Delays Upon Delays
Although Balsiger told the Wall Street Journal in 2008 that “we are proceeding to go to trial because” he “wanted the truth to come out,” Balsiger instead was able to delay the trial for almost ten years.
From the moment Balsiger was charged he took steps to delay his trial and after being convicted filed appeals asking to overturn his convictions.
In 2014, Balsiger told the court that his lawyer had died and asked the court to give him time to hire a new attorney. Balsiger also lied to the court saying that because of the government he could not afford an attorney.
Balsiger told the judge in January 2015 that he wanted to hire Richard Esper as his attorney to represent him. The judge discovered that Esper could not be ready for trial until 2017. The judge also found that Balsiger could afford to hire an attorney and ordered him to hire an attorney.
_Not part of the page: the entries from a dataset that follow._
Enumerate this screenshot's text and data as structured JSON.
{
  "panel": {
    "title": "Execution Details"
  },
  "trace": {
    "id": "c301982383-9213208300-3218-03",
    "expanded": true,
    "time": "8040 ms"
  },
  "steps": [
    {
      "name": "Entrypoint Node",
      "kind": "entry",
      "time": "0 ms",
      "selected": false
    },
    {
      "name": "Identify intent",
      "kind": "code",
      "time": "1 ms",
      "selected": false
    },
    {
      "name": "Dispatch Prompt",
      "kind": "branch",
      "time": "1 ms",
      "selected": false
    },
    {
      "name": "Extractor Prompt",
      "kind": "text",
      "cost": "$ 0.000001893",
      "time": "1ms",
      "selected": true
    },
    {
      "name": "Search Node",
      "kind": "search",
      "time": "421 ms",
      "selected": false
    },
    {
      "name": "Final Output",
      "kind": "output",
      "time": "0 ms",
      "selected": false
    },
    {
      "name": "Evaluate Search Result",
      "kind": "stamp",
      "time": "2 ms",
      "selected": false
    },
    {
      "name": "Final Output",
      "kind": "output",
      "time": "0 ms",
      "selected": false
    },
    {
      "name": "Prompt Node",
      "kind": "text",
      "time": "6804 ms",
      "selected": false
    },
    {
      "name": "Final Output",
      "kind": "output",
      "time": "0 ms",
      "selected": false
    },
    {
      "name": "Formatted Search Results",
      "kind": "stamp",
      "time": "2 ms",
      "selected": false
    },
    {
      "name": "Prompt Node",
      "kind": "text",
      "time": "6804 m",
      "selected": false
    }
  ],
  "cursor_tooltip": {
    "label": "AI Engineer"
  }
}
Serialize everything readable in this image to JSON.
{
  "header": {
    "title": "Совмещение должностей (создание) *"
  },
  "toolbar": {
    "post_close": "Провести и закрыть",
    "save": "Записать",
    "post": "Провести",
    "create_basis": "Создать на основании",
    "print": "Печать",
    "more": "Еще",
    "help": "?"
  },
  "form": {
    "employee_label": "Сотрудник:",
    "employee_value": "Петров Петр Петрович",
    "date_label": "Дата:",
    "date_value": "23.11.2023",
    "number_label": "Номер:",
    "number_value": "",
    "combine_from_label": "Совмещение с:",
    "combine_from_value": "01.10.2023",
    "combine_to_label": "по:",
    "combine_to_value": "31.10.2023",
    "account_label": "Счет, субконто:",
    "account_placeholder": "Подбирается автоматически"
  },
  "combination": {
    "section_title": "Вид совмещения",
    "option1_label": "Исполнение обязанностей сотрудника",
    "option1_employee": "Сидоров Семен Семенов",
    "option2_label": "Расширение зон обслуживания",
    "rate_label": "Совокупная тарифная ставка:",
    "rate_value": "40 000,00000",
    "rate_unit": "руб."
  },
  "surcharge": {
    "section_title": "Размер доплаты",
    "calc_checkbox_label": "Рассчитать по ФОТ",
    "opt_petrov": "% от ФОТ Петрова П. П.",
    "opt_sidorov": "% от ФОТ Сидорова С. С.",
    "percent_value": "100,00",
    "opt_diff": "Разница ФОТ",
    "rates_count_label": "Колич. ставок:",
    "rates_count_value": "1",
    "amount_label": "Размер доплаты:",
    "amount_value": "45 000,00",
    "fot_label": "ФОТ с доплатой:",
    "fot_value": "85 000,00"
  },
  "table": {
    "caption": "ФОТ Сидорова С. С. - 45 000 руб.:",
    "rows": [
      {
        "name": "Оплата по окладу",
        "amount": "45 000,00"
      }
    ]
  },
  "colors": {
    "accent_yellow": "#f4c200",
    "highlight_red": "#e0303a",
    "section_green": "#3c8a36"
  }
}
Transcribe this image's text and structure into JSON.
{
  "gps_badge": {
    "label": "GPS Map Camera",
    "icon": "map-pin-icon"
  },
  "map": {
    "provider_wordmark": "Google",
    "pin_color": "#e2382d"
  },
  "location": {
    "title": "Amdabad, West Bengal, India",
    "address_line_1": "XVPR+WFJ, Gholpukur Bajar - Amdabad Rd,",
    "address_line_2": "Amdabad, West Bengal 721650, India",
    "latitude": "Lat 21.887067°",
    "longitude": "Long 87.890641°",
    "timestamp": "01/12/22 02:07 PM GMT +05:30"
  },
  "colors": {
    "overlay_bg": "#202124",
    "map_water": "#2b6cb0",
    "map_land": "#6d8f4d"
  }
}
Over several status hearings, the judge found that Balsiger was not showing any effort to retain an attorney further delaying the legal proceedings.
After another delay, due to Balsiger’s “health issues,” the trial was held on October and November of 2016.
After his conviction, Balsiger filed an appeal arguing that the judge violated his rights by forcing him to represent himself at trial. The Seventh Circuit denied Balsiger’s appeal finding that he knowingly made the decision not to hire an attorney, although he could afford one because Balsiger wanted to “play the odds.”
The coupon fraud was simple enough. Balsiger had his employees cut out coupons from Sunday newspapers and put them into canvass bags and even a cement mixer to make them look “used” so that the manufacturers would pay for the coupons although they were not used for purchasing the products intended for them.
During the trial, Balsiger was showed as flying into a “rage and threw a phone” at an employee and told another employee, “your honesty is going to kill this company” as the fraud was being exposed.
Like a thriller-spy movie, the court heard how Balsiger’s security men was sent to Juárez to recover a videotape showing the fraud. A car chase ensued, and the video eventually made it to the FBI.
Balsiger, according to court records, coached witnesses to lie, tried to intimidate the ones that refused to lie and perjured himself in court.
At trial, the prosecutor opened the trial with, “This is a case dominated by greed, manipulation and deceit.”
Even with the conviction, the denied appeals and the evidence of abusive behavior, one of El Paso’s darling businessman continues to look for ways to game the system to his benefit.
Imagine an El Paso Hispanic under the same set of facts and ask yourself, would they have a family member advocating for them at Congress or a former congressman and presidential candidate arguing for lenience because of the “generous” amount of time the criminal spent mentoring them and you quickly understand how corruption works in El Paso.